Interface dataset entries
== == ==

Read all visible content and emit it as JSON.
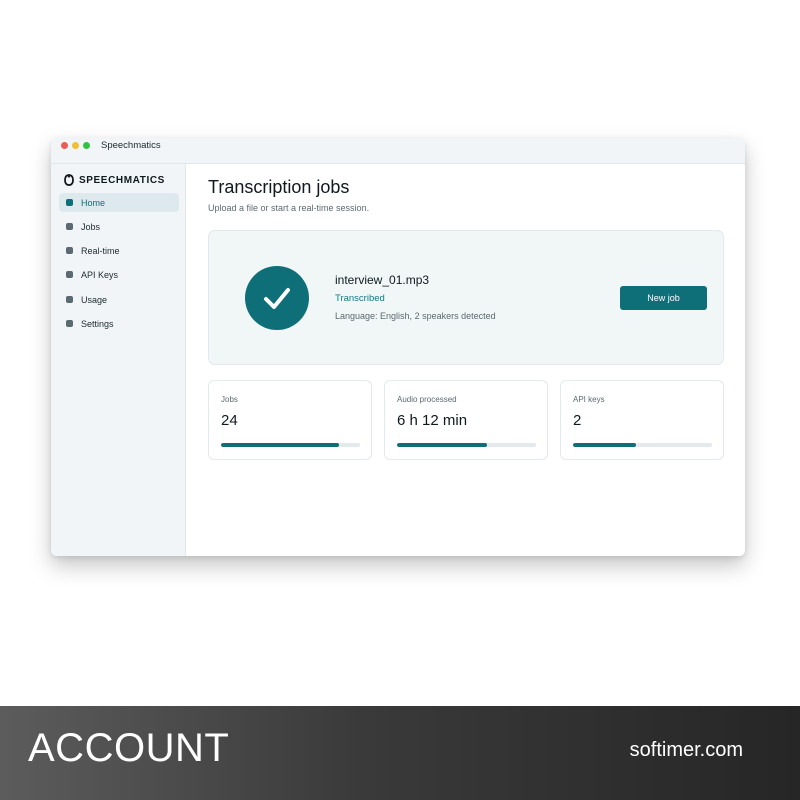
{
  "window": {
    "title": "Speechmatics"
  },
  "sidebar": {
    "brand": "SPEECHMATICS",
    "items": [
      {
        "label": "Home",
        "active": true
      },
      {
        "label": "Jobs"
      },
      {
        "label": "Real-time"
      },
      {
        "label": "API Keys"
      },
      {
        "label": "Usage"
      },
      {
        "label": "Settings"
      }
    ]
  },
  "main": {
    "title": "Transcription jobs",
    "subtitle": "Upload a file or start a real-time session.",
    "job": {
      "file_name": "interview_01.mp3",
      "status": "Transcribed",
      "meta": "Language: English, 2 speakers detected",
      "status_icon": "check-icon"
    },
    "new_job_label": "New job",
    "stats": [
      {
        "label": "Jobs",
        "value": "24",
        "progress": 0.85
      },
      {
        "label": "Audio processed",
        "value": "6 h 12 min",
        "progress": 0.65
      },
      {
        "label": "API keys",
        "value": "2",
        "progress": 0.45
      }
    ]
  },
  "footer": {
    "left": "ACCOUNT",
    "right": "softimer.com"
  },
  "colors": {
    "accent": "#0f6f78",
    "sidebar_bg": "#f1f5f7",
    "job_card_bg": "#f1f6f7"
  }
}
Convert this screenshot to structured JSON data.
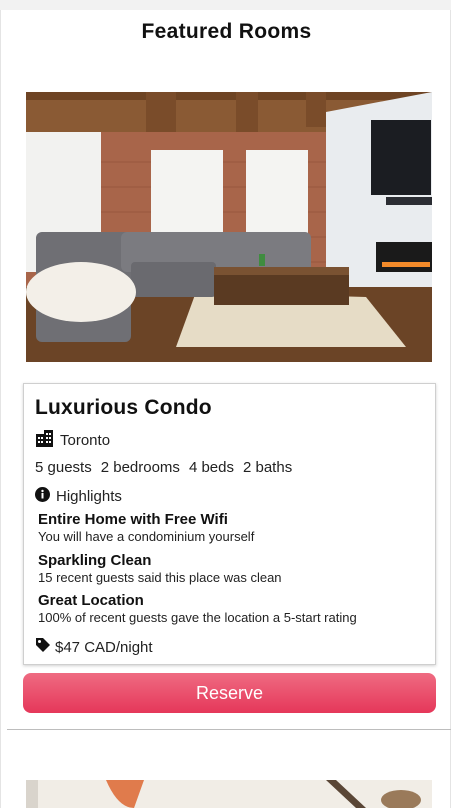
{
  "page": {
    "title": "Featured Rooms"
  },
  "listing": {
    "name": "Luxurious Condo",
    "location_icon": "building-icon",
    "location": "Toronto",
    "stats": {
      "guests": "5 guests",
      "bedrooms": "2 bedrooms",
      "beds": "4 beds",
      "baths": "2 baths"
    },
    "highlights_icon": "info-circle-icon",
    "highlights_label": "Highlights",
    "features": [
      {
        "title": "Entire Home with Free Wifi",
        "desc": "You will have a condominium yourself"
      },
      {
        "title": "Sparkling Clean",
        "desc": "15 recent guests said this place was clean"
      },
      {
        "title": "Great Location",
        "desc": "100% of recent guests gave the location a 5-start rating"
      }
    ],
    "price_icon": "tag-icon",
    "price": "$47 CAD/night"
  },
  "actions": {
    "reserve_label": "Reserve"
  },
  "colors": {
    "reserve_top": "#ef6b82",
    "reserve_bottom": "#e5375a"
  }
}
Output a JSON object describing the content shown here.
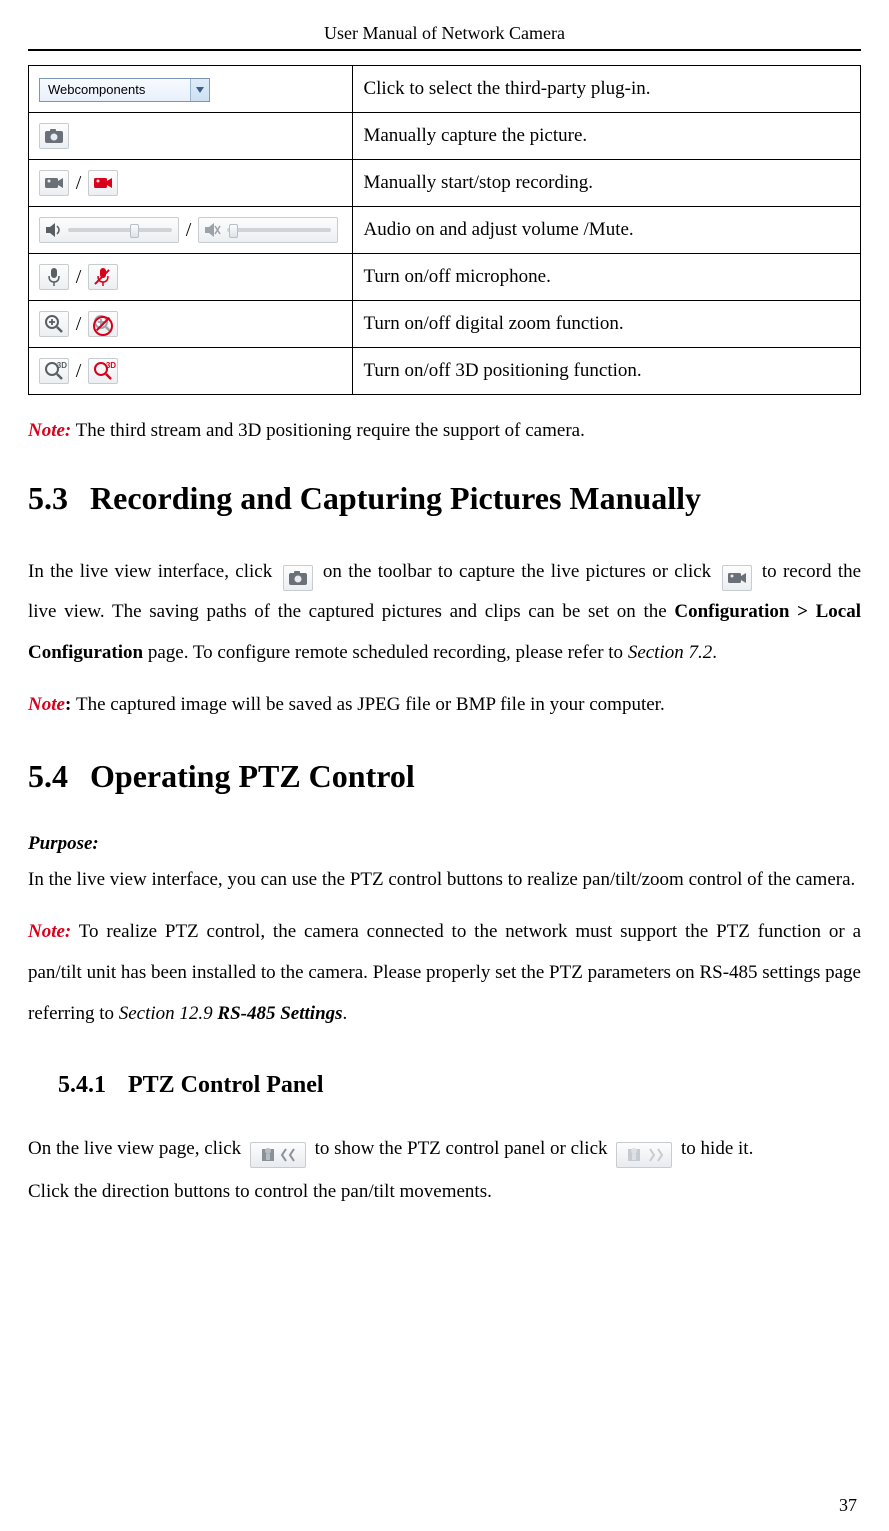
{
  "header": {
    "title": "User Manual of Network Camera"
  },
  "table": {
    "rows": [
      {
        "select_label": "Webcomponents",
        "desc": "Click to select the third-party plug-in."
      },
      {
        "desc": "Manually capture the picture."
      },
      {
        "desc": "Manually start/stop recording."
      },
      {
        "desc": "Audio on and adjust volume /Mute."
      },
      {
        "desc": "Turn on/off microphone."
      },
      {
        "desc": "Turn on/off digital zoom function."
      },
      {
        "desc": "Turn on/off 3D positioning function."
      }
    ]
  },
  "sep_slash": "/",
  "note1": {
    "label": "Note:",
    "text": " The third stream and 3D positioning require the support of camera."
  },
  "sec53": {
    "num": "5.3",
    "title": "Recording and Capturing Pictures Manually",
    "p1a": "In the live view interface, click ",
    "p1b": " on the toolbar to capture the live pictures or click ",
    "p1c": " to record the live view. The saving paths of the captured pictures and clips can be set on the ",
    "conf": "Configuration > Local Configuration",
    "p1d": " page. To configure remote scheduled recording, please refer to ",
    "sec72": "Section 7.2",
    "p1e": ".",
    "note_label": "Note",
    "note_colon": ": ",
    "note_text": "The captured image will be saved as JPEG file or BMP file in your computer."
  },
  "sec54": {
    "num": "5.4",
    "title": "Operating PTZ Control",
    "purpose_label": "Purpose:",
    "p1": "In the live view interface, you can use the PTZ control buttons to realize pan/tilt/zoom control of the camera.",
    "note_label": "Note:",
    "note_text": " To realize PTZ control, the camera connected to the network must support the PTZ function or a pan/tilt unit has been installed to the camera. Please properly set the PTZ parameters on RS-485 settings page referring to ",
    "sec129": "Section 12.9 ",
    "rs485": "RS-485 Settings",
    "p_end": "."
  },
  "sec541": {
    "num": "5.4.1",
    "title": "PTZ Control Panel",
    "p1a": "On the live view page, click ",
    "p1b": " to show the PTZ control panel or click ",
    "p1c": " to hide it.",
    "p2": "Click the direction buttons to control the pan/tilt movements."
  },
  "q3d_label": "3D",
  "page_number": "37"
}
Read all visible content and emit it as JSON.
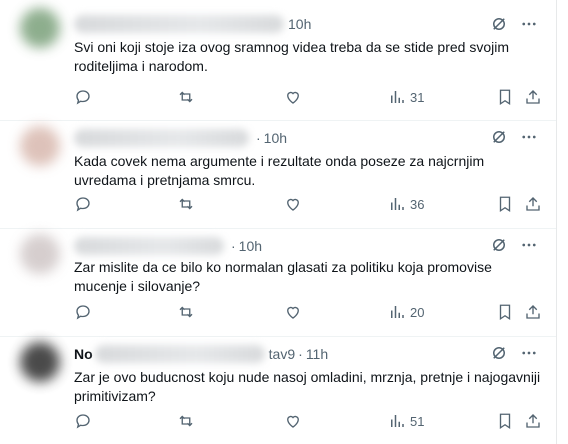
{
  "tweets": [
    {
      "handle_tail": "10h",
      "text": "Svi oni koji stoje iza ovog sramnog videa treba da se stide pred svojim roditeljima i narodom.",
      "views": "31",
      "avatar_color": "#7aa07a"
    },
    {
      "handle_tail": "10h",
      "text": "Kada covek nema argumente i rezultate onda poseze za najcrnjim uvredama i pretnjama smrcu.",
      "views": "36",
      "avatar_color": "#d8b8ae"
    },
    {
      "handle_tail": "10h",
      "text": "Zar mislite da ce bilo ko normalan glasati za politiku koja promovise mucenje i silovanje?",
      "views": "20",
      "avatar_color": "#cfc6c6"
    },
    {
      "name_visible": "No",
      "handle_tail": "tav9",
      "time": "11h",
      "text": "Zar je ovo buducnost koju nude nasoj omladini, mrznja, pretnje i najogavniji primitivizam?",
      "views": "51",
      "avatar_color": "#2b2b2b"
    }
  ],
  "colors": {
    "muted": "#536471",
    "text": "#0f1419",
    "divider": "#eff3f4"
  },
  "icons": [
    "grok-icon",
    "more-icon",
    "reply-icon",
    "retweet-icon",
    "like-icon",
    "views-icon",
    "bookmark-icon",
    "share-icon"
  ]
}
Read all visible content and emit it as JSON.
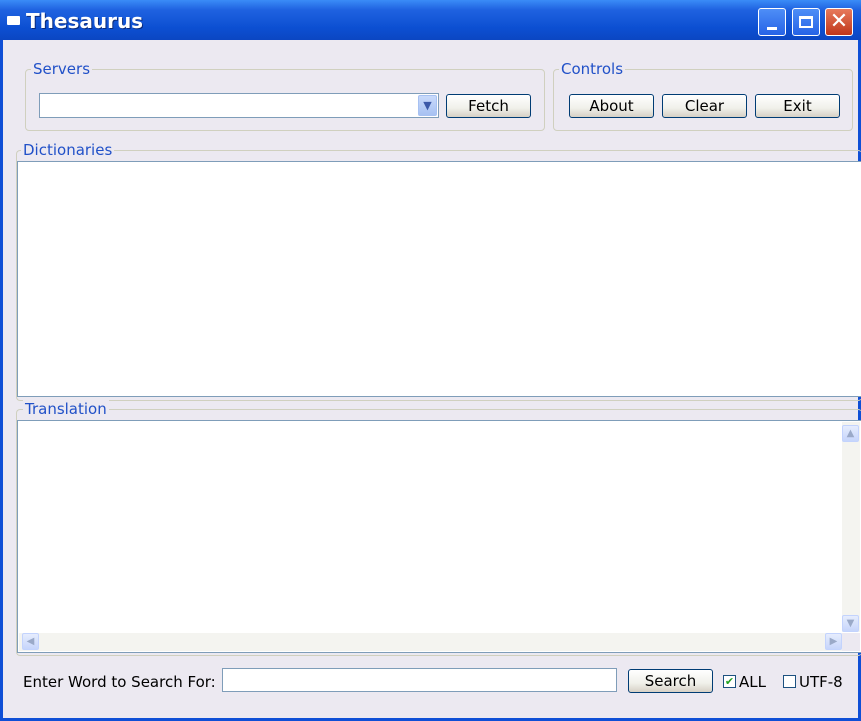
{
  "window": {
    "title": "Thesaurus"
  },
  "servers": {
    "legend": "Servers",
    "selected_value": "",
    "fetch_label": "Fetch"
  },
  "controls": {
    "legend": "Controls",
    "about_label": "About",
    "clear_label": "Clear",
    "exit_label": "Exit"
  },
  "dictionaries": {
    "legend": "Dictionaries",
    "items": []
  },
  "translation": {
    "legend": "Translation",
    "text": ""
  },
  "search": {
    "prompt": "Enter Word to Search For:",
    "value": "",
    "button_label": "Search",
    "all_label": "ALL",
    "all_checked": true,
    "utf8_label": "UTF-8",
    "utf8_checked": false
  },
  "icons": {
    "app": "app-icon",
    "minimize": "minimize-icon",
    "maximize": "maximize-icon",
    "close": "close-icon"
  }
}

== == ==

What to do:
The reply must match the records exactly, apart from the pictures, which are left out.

Response to this task:
Read all visible content and emit it as JSON.
{
  "window": {
    "title": "Speechmatics"
  },
  "sidebar": {
    "brand": "SPEECHMATICS",
    "items": [
      {
        "label": "Home",
        "active": true
      },
      {
        "label": "Jobs"
      },
      {
        "label": "Real-time"
      },
      {
        "label": "API Keys"
      },
      {
        "label": "Usage"
      },
      {
        "label": "Settings"
      }
    ]
  },
  "main": {
    "title": "Transcription jobs",
    "subtitle": "Upload a file or start a real-time session.",
    "job": {
      "file_name": "interview_01.mp3",
      "status": "Transcribed",
      "meta": "Language: English, 2 speakers detected",
      "status_icon": "check-icon"
    },
    "new_job_label": "New job",
    "stats": [
      {
        "label": "Jobs",
        "value": "24",
        "progress": 0.85
      },
      {
        "label": "Audio processed",
        "value": "6 h 12 min",
        "progress": 0.65
      },
      {
        "label": "API keys",
        "value": "2",
        "progress": 0.45
      }
    ]
  },
  "footer": {
    "left": "ACCOUNT",
    "right": "softimer.com"
  },
  "colors": {
    "accent": "#0f6f78",
    "sidebar_bg": "#f1f5f7",
    "job_card_bg": "#f1f6f7"
  }
}
Convert this screenshot to structured JSON data.
{
  "page": {
    "title": "Featured Rooms"
  },
  "listing": {
    "name": "Luxurious Condo",
    "location_icon": "building-icon",
    "location": "Toronto",
    "stats": {
      "guests": "5 guests",
      "bedrooms": "2 bedrooms",
      "beds": "4 beds",
      "baths": "2 baths"
    },
    "highlights_icon": "info-circle-icon",
    "highlights_label": "Highlights",
    "features": [
      {
        "title": "Entire Home with Free Wifi",
        "desc": "You will have a condominium yourself"
      },
      {
        "title": "Sparkling Clean",
        "desc": "15 recent guests said this place was clean"
      },
      {
        "title": "Great Location",
        "desc": "100% of recent guests gave the location a 5-start rating"
      }
    ],
    "price_icon": "tag-icon",
    "price": "$47 CAD/night"
  },
  "actions": {
    "reserve_label": "Reserve"
  },
  "colors": {
    "reserve_top": "#ef6b82",
    "reserve_bottom": "#e5375a"
  }
}
Output a JSON object describing the content shown here.
{
  "header": {
    "title": "User Manual of Network Camera"
  },
  "table": {
    "rows": [
      {
        "select_label": "Webcomponents",
        "desc": "Click to select the third-party plug-in."
      },
      {
        "desc": "Manually capture the picture."
      },
      {
        "desc": "Manually start/stop recording."
      },
      {
        "desc": "Audio on and adjust volume /Mute."
      },
      {
        "desc": "Turn on/off microphone."
      },
      {
        "desc": "Turn on/off digital zoom function."
      },
      {
        "desc": "Turn on/off 3D positioning function."
      }
    ]
  },
  "sep_slash": "/",
  "note1": {
    "label": "Note:",
    "text": " The third stream and 3D positioning require the support of camera."
  },
  "sec53": {
    "num": "5.3",
    "title": "Recording and Capturing Pictures Manually",
    "p1a": "In the live view interface, click ",
    "p1b": " on the toolbar to capture the live pictures or click ",
    "p1c": " to record the live view. The saving paths of the captured pictures and clips can be set on the ",
    "conf": "Configuration > Local Configuration",
    "p1d": " page. To configure remote scheduled recording, please refer to ",
    "sec72": "Section 7.2",
    "p1e": ".",
    "note_label": "Note",
    "note_colon": ": ",
    "note_text": "The captured image will be saved as JPEG file or BMP file in your computer."
  },
  "sec54": {
    "num": "5.4",
    "title": "Operating PTZ Control",
    "purpose_label": "Purpose:",
    "p1": "In the live view interface, you can use the PTZ control buttons to realize pan/tilt/zoom control of the camera.",
    "note_label": "Note:",
    "note_text": " To realize PTZ control, the camera connected to the network must support the PTZ function or a pan/tilt unit has been installed to the camera. Please properly set the PTZ parameters on RS-485 settings page referring to ",
    "sec129": "Section 12.9 ",
    "rs485": "RS-485 Settings",
    "p_end": "."
  },
  "sec541": {
    "num": "5.4.1",
    "title": "PTZ Control Panel",
    "p1a": "On the live view page, click ",
    "p1b": " to show the PTZ control panel or click ",
    "p1c": " to hide it.",
    "p2": "Click the direction buttons to control the pan/tilt movements."
  },
  "q3d_label": "3D",
  "page_number": "37"
}
Read all visible content and emit it as JSON.
{
  "tweets": [
    {
      "handle_tail": "10h",
      "text": "Svi oni koji stoje iza ovog sramnog videa treba da se stide pred svojim roditeljima i narodom.",
      "views": "31",
      "avatar_color": "#7aa07a"
    },
    {
      "handle_tail": "10h",
      "text": "Kada covek nema argumente i rezultate onda poseze za najcrnjim uvredama i pretnjama smrcu.",
      "views": "36",
      "avatar_color": "#d8b8ae"
    },
    {
      "handle_tail": "10h",
      "text": "Zar mislite da ce bilo ko normalan glasati za politiku koja promovise mucenje i silovanje?",
      "views": "20",
      "avatar_color": "#cfc6c6"
    },
    {
      "name_visible": "No",
      "handle_tail": "tav9",
      "time": "11h",
      "text": "Zar je ovo buducnost koju nude nasoj omladini, mrznja, pretnje i najogavniji primitivizam?",
      "views": "51",
      "avatar_color": "#2b2b2b"
    }
  ],
  "colors": {
    "muted": "#536471",
    "text": "#0f1419",
    "divider": "#eff3f4"
  },
  "icons": [
    "grok-icon",
    "more-icon",
    "reply-icon",
    "retweet-icon",
    "like-icon",
    "views-icon",
    "bookmark-icon",
    "share-icon"
  ]
}
Read all visible content and emit it as JSON.
{
  "window": {
    "title": "Thesaurus"
  },
  "servers": {
    "legend": "Servers",
    "selected_value": "",
    "fetch_label": "Fetch"
  },
  "controls": {
    "legend": "Controls",
    "about_label": "About",
    "clear_label": "Clear",
    "exit_label": "Exit"
  },
  "dictionaries": {
    "legend": "Dictionaries",
    "items": []
  },
  "translation": {
    "legend": "Translation",
    "text": ""
  },
  "search": {
    "prompt": "Enter Word to Search For:",
    "value": "",
    "button_label": "Search",
    "all_label": "ALL",
    "all_checked": true,
    "utf8_label": "UTF-8",
    "utf8_checked": false
  },
  "icons": {
    "app": "app-icon",
    "minimize": "minimize-icon",
    "maximize": "maximize-icon",
    "close": "close-icon"
  }
}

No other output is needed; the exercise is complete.